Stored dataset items
####################
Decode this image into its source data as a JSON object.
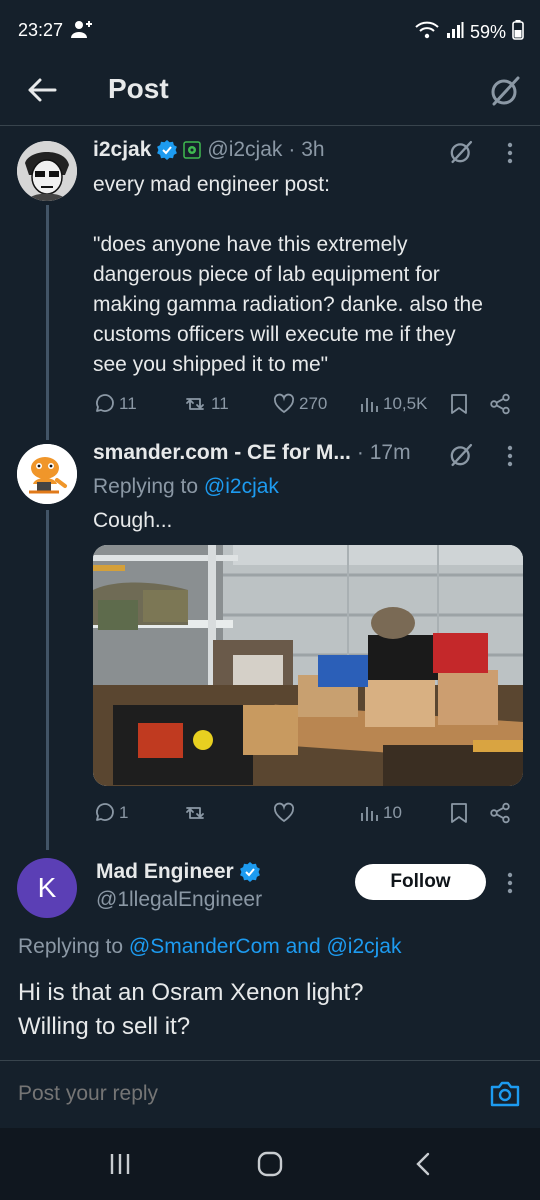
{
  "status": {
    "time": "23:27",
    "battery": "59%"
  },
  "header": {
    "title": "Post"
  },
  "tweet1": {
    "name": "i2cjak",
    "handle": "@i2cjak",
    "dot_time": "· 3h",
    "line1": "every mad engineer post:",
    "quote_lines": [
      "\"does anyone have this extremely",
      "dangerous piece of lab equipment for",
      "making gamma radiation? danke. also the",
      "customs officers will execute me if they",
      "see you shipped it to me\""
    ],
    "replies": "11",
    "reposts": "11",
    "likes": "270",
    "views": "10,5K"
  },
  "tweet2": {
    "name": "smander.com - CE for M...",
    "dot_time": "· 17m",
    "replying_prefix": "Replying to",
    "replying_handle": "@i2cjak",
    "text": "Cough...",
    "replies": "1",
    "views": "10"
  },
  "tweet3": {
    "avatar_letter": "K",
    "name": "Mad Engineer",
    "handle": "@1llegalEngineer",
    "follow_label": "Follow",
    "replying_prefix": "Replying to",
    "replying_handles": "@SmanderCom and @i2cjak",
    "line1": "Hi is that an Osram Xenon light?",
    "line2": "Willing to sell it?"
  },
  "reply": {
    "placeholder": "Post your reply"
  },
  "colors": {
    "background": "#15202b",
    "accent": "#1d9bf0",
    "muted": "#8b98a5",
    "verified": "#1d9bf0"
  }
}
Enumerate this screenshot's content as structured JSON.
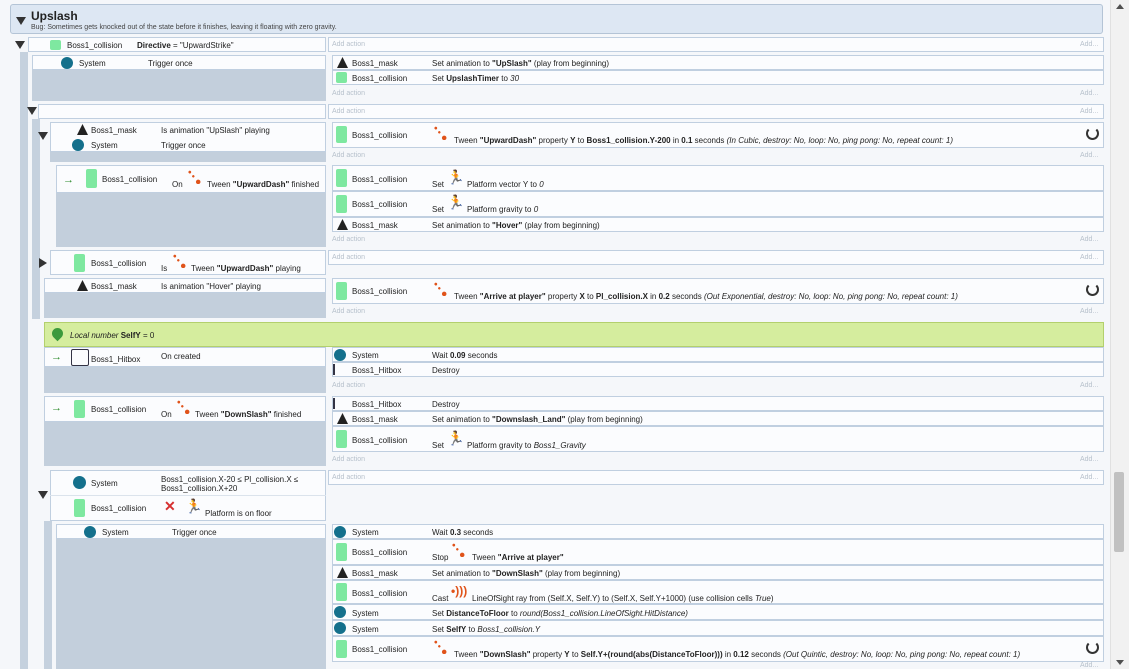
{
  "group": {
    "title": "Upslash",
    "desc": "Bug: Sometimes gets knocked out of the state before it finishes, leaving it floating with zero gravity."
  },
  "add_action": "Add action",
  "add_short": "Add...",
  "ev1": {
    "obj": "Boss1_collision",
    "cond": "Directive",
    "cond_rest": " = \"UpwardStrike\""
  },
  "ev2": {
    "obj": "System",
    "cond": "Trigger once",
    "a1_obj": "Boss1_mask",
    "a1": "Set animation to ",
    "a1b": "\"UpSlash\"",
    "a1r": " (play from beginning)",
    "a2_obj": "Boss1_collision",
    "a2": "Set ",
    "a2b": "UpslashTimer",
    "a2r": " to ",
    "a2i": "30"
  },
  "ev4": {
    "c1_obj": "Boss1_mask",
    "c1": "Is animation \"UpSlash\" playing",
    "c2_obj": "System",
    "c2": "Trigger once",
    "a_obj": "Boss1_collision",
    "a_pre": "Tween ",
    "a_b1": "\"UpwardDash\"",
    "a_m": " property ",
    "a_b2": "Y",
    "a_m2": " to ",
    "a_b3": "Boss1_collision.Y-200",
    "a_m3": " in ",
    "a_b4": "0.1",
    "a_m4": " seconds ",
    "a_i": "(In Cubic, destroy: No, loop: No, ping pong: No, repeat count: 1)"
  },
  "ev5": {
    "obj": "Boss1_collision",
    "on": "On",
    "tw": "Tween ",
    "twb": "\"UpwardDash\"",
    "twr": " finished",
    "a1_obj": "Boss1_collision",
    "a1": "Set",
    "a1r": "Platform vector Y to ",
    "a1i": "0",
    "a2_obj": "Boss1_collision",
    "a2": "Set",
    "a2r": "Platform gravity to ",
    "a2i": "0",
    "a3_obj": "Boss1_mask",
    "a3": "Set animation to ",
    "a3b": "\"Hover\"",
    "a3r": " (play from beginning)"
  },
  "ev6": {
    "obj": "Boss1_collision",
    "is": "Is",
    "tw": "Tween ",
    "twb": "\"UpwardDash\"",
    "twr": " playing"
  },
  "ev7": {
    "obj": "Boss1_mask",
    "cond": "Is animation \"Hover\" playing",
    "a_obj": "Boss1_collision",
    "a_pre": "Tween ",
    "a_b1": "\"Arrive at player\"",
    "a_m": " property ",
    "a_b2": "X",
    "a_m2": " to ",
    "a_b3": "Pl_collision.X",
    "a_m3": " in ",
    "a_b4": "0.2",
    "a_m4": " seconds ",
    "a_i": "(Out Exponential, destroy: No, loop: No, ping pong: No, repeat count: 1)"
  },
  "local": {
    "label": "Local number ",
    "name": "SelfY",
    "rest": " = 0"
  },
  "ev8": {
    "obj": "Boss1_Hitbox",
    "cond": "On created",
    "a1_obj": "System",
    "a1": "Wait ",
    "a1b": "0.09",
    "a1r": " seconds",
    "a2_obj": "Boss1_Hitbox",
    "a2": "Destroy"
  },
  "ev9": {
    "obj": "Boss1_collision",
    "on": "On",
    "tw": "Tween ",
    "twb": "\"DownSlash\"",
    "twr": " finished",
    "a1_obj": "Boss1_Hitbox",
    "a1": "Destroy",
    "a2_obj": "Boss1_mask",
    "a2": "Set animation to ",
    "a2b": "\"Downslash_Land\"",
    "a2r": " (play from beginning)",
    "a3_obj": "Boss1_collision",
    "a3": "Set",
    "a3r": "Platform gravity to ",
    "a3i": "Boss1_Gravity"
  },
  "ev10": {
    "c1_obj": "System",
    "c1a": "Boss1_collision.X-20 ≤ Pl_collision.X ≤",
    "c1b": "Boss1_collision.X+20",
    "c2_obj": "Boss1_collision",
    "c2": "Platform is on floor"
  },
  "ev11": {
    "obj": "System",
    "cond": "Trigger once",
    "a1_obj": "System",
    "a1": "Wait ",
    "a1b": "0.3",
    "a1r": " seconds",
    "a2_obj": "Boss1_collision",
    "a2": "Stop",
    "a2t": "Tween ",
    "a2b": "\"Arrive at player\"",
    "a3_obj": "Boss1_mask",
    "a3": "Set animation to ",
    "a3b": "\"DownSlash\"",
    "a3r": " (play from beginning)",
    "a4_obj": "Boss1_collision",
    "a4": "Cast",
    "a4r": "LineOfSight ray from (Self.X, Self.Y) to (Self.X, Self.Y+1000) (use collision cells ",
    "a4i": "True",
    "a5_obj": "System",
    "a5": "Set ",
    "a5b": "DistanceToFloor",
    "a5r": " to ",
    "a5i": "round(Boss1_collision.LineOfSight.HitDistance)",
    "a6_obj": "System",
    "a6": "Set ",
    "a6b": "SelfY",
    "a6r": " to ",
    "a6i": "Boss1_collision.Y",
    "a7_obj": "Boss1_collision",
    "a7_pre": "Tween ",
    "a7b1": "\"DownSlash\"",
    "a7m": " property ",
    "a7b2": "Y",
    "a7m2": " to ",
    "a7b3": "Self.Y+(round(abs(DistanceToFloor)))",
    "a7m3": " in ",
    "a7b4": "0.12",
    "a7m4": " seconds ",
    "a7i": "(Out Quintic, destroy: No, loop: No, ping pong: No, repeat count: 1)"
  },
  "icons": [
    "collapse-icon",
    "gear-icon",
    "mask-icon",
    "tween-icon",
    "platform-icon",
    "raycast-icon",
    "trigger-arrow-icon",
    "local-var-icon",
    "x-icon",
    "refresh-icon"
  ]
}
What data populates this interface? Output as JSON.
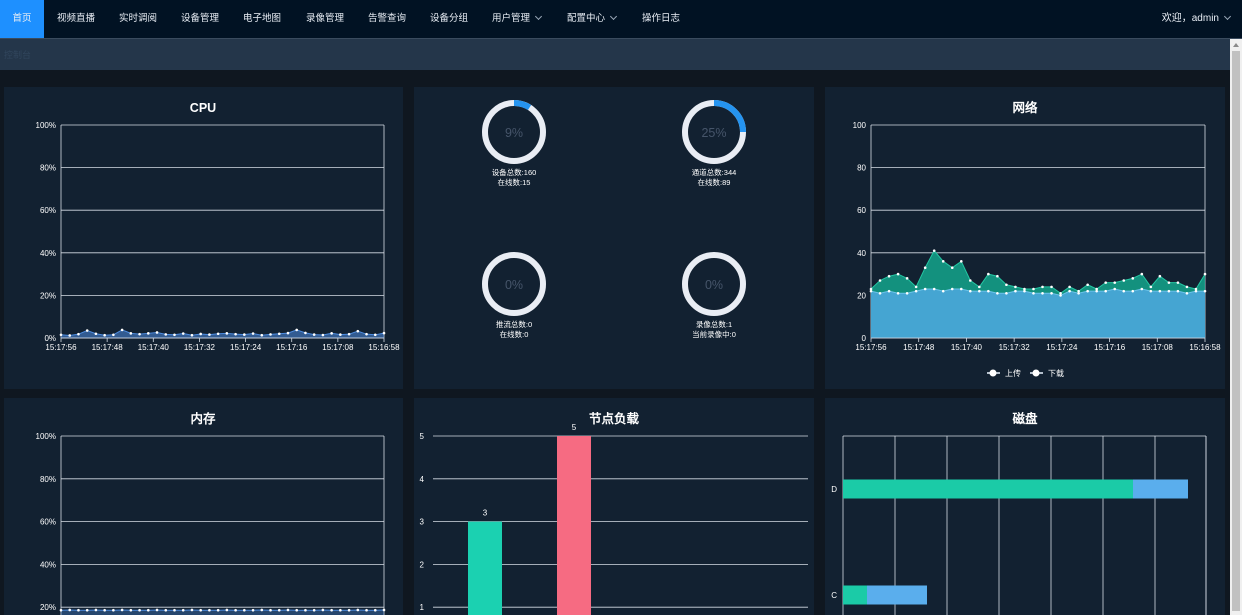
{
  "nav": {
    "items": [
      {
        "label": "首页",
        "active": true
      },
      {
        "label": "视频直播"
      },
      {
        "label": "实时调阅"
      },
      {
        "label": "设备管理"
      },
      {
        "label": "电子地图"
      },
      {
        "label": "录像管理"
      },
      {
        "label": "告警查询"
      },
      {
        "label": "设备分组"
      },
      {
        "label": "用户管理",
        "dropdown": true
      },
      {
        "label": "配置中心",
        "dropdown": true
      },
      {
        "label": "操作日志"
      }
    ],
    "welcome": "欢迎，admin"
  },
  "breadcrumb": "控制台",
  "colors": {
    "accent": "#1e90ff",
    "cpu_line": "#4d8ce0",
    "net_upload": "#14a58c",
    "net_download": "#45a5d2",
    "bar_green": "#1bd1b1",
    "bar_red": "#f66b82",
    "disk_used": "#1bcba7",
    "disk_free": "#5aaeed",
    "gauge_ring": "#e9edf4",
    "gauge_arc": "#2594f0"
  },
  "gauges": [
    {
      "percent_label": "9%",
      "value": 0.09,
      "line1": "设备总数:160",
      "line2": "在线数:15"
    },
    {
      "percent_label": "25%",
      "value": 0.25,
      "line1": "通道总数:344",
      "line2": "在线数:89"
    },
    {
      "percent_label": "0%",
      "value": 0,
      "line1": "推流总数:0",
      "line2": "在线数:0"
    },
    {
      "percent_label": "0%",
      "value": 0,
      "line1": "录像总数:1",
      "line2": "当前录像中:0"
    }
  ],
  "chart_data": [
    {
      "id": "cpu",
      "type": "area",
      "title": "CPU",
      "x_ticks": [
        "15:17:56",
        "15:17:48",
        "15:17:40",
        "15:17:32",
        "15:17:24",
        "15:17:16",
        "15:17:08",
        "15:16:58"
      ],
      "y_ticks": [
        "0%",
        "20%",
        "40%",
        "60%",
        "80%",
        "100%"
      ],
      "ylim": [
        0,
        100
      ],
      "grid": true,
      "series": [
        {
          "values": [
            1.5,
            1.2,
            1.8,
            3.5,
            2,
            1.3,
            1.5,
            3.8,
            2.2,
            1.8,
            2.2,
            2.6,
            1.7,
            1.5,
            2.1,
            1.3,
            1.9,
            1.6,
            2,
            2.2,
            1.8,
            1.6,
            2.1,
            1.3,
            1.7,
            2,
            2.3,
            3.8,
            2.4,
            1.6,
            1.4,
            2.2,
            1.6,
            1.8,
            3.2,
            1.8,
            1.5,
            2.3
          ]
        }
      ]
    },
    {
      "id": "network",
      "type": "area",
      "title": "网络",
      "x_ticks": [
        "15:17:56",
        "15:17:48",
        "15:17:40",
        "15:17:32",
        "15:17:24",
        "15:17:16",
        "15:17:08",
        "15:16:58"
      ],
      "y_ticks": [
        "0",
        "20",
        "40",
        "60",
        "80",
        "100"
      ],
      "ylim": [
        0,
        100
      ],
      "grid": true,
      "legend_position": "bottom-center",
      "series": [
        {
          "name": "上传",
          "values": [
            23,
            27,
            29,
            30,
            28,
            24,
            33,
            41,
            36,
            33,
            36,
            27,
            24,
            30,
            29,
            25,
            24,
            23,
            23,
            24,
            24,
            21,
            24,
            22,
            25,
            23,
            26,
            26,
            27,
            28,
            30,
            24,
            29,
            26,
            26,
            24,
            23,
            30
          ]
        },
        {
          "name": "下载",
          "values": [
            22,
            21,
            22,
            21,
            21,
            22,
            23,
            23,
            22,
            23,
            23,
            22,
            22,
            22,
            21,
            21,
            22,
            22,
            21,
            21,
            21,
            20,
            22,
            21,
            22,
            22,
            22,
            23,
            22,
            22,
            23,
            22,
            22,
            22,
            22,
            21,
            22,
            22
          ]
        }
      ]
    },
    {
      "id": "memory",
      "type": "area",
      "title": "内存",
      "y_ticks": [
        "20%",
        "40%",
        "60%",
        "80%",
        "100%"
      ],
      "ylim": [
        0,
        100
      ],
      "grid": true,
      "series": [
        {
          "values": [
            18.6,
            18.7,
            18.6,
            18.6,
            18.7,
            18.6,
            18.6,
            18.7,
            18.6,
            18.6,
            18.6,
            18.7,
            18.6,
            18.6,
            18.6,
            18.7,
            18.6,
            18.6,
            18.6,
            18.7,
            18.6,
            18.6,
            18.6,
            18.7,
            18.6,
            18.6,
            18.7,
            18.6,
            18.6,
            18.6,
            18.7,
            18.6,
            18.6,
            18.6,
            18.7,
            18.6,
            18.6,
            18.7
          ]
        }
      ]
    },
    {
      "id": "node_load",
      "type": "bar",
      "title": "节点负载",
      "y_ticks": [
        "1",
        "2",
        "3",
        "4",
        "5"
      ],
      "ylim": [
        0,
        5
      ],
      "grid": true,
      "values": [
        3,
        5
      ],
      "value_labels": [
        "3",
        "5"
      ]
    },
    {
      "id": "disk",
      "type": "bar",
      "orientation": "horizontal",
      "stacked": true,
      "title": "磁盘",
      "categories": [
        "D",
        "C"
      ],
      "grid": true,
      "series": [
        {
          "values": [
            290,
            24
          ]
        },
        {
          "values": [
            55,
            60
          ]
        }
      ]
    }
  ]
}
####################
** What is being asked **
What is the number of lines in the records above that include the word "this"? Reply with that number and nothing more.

** Task output **
4